++++ Input ++++

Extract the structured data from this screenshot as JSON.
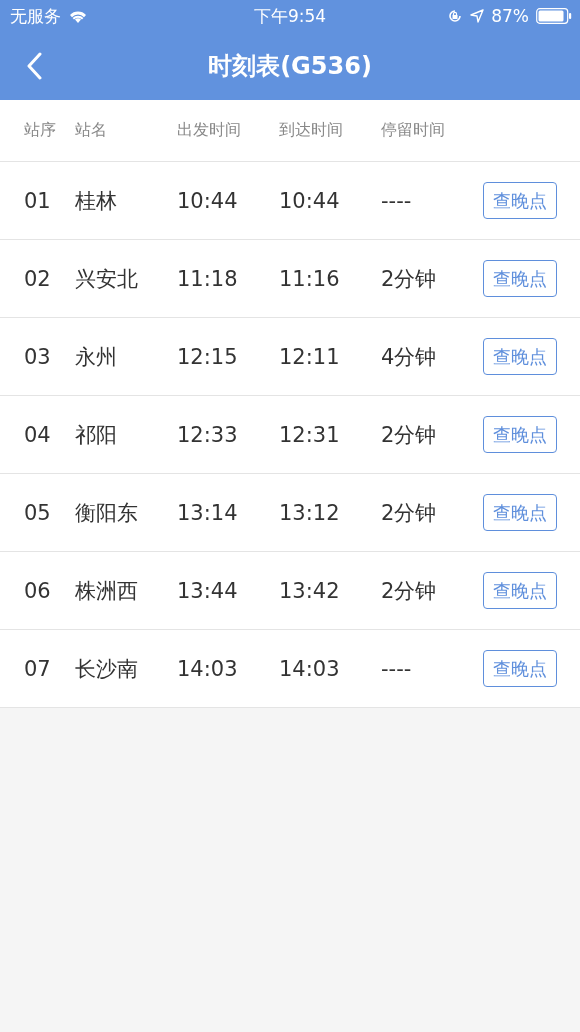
{
  "status_bar": {
    "carrier": "无服务",
    "time": "下午9:54",
    "battery": "87%"
  },
  "nav": {
    "title": "时刻表(G536)"
  },
  "table": {
    "columns": [
      "站序",
      "站名",
      "出发时间",
      "到达时间",
      "停留时间"
    ],
    "rows": [
      {
        "cells": [
          "01",
          "桂林",
          "10:44",
          "10:44",
          "----"
        ],
        "action": "查晚点"
      },
      {
        "cells": [
          "02",
          "兴安北",
          "11:18",
          "11:16",
          "2分钟"
        ],
        "action": "查晚点"
      },
      {
        "cells": [
          "03",
          "永州",
          "12:15",
          "12:11",
          "4分钟"
        ],
        "action": "查晚点"
      },
      {
        "cells": [
          "04",
          "祁阳",
          "12:33",
          "12:31",
          "2分钟"
        ],
        "action": "查晚点"
      },
      {
        "cells": [
          "05",
          "衡阳东",
          "13:14",
          "13:12",
          "2分钟"
        ],
        "action": "查晚点"
      },
      {
        "cells": [
          "06",
          "株洲西",
          "13:44",
          "13:42",
          "2分钟"
        ],
        "action": "查晚点"
      },
      {
        "cells": [
          "07",
          "长沙南",
          "14:03",
          "14:03",
          "----"
        ],
        "action": "查晚点"
      }
    ]
  }
}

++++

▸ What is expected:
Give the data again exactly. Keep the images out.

▸ Result for this task:
Extract the structured data from this screenshot as JSON.
{
  "status_bar": {
    "carrier": "无服务",
    "time": "下午9:54",
    "battery": "87%"
  },
  "nav": {
    "title": "时刻表(G536)"
  },
  "table": {
    "columns": [
      "站序",
      "站名",
      "出发时间",
      "到达时间",
      "停留时间"
    ],
    "rows": [
      {
        "cells": [
          "01",
          "桂林",
          "10:44",
          "10:44",
          "----"
        ],
        "action": "查晚点"
      },
      {
        "cells": [
          "02",
          "兴安北",
          "11:18",
          "11:16",
          "2分钟"
        ],
        "action": "查晚点"
      },
      {
        "cells": [
          "03",
          "永州",
          "12:15",
          "12:11",
          "4分钟"
        ],
        "action": "查晚点"
      },
      {
        "cells": [
          "04",
          "祁阳",
          "12:33",
          "12:31",
          "2分钟"
        ],
        "action": "查晚点"
      },
      {
        "cells": [
          "05",
          "衡阳东",
          "13:14",
          "13:12",
          "2分钟"
        ],
        "action": "查晚点"
      },
      {
        "cells": [
          "06",
          "株洲西",
          "13:44",
          "13:42",
          "2分钟"
        ],
        "action": "查晚点"
      },
      {
        "cells": [
          "07",
          "长沙南",
          "14:03",
          "14:03",
          "----"
        ],
        "action": "查晚点"
      }
    ]
  }
}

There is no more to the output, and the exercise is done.